━━━━━ SOURCE RECORDS ━━━━━

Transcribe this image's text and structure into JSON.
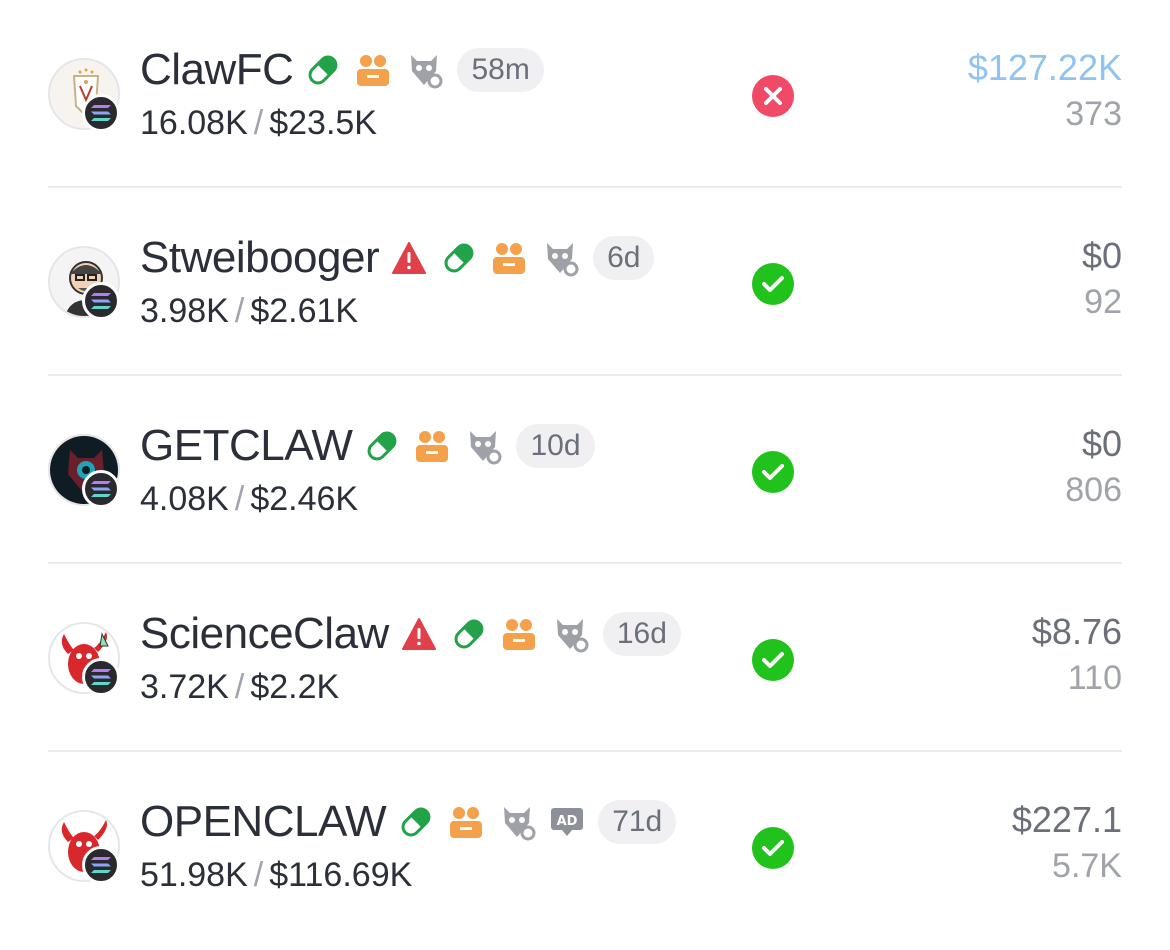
{
  "tokens": [
    {
      "name": "ClawFC",
      "age": "58m",
      "holders": "16.08K",
      "market_cap": "$23.5K",
      "value": "$127.22K",
      "count": "373",
      "status": "failed",
      "warning": false,
      "ad": false,
      "avatar": "clawfc-logo",
      "value_highlight": true
    },
    {
      "name": "Stweibooger",
      "age": "6d",
      "holders": "3.98K",
      "market_cap": "$2.61K",
      "value": "$0",
      "count": "92",
      "status": "success",
      "warning": true,
      "ad": false,
      "avatar": "cartoon-man",
      "value_highlight": false
    },
    {
      "name": "GETCLAW",
      "age": "10d",
      "holders": "4.08K",
      "market_cap": "$2.46K",
      "value": "$0",
      "count": "806",
      "status": "success",
      "warning": false,
      "ad": false,
      "avatar": "dark-emblem",
      "value_highlight": false
    },
    {
      "name": "ScienceClaw",
      "age": "16d",
      "holders": "3.72K",
      "market_cap": "$2.2K",
      "value": "$8.76",
      "count": "110",
      "status": "success",
      "warning": true,
      "ad": false,
      "avatar": "red-lobster",
      "value_highlight": false
    },
    {
      "name": "OPENCLAW",
      "age": "71d",
      "holders": "51.98K",
      "market_cap": "$116.69K",
      "value": "$227.1",
      "count": "5.7K",
      "status": "success",
      "warning": false,
      "ad": true,
      "ad_label": "AD",
      "avatar": "red-lobster",
      "value_highlight": false
    }
  ],
  "separator": "/",
  "icons": {
    "pill": "pill-icon",
    "holders": "holders-icon",
    "owl": "owl-icon",
    "warning": "warning-icon",
    "ad": "ad-icon",
    "success": "check-circle-icon",
    "failed": "x-circle-icon",
    "chain": "solana-icon"
  },
  "colors": {
    "pill_green": "#22a34a",
    "holders_orange": "#f5a04a",
    "owl_gray": "#8c9099",
    "warning_red": "#e0404a",
    "success_green": "#21c21b",
    "failed_red": "#f04a66",
    "value_highlight": "#8fc3f0"
  }
}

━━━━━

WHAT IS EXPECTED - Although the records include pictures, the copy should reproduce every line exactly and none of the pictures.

YOUR SOLUTION -
Transcribe this image's text and structure into JSON.
{
  "tokens": [
    {
      "name": "ClawFC",
      "age": "58m",
      "holders": "16.08K",
      "market_cap": "$23.5K",
      "value": "$127.22K",
      "count": "373",
      "status": "failed",
      "warning": false,
      "ad": false,
      "avatar": "clawfc-logo",
      "value_highlight": true
    },
    {
      "name": "Stweibooger",
      "age": "6d",
      "holders": "3.98K",
      "market_cap": "$2.61K",
      "value": "$0",
      "count": "92",
      "status": "success",
      "warning": true,
      "ad": false,
      "avatar": "cartoon-man",
      "value_highlight": false
    },
    {
      "name": "GETCLAW",
      "age": "10d",
      "holders": "4.08K",
      "market_cap": "$2.46K",
      "value": "$0",
      "count": "806",
      "status": "success",
      "warning": false,
      "ad": false,
      "avatar": "dark-emblem",
      "value_highlight": false
    },
    {
      "name": "ScienceClaw",
      "age": "16d",
      "holders": "3.72K",
      "market_cap": "$2.2K",
      "value": "$8.76",
      "count": "110",
      "status": "success",
      "warning": true,
      "ad": false,
      "avatar": "red-lobster",
      "value_highlight": false
    },
    {
      "name": "OPENCLAW",
      "age": "71d",
      "holders": "51.98K",
      "market_cap": "$116.69K",
      "value": "$227.1",
      "count": "5.7K",
      "status": "success",
      "warning": false,
      "ad": true,
      "ad_label": "AD",
      "avatar": "red-lobster",
      "value_highlight": false
    }
  ],
  "separator": "/",
  "icons": {
    "pill": "pill-icon",
    "holders": "holders-icon",
    "owl": "owl-icon",
    "warning": "warning-icon",
    "ad": "ad-icon",
    "success": "check-circle-icon",
    "failed": "x-circle-icon",
    "chain": "solana-icon"
  },
  "colors": {
    "pill_green": "#22a34a",
    "holders_orange": "#f5a04a",
    "owl_gray": "#8c9099",
    "warning_red": "#e0404a",
    "success_green": "#21c21b",
    "failed_red": "#f04a66",
    "value_highlight": "#8fc3f0"
  }
}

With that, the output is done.